Segment Start: Data extracts

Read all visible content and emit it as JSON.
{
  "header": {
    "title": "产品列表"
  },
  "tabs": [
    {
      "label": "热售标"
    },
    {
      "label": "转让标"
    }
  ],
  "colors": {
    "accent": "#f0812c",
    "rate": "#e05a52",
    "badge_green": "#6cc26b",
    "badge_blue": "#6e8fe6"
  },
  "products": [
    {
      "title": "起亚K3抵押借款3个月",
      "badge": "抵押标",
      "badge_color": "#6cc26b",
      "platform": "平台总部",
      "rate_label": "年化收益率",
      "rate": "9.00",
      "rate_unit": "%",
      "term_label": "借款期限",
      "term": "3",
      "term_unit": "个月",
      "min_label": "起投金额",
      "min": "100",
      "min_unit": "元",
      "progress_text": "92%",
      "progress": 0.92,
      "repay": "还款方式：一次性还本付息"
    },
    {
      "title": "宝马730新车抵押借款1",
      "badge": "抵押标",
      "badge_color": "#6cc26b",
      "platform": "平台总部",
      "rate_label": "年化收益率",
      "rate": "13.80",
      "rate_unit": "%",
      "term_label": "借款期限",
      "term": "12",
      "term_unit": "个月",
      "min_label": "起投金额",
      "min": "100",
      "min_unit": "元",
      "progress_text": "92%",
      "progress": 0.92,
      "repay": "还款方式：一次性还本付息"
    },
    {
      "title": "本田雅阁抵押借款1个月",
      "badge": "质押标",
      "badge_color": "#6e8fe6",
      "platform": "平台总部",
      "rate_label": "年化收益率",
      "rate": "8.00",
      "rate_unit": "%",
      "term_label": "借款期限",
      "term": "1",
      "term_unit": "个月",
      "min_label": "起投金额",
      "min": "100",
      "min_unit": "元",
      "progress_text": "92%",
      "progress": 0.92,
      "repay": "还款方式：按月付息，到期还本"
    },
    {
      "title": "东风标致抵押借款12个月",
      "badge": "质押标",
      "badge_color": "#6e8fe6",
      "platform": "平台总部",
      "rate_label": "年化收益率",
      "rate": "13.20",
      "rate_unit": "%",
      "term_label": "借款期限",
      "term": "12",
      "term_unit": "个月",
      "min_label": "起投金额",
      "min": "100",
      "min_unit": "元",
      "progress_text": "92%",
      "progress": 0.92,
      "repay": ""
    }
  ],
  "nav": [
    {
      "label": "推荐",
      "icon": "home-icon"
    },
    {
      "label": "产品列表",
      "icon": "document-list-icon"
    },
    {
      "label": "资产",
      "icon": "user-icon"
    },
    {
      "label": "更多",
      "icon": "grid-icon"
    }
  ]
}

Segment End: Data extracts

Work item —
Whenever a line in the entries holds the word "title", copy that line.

Answer for the task —
    "title": "产品列表"
      "title": "起亚K3抵押借款3个月",
      "title": "宝马730新车抵押借款1",
      "title": "本田雅阁抵押借款1个月",
      "title": "东风标致抵押借款12个月",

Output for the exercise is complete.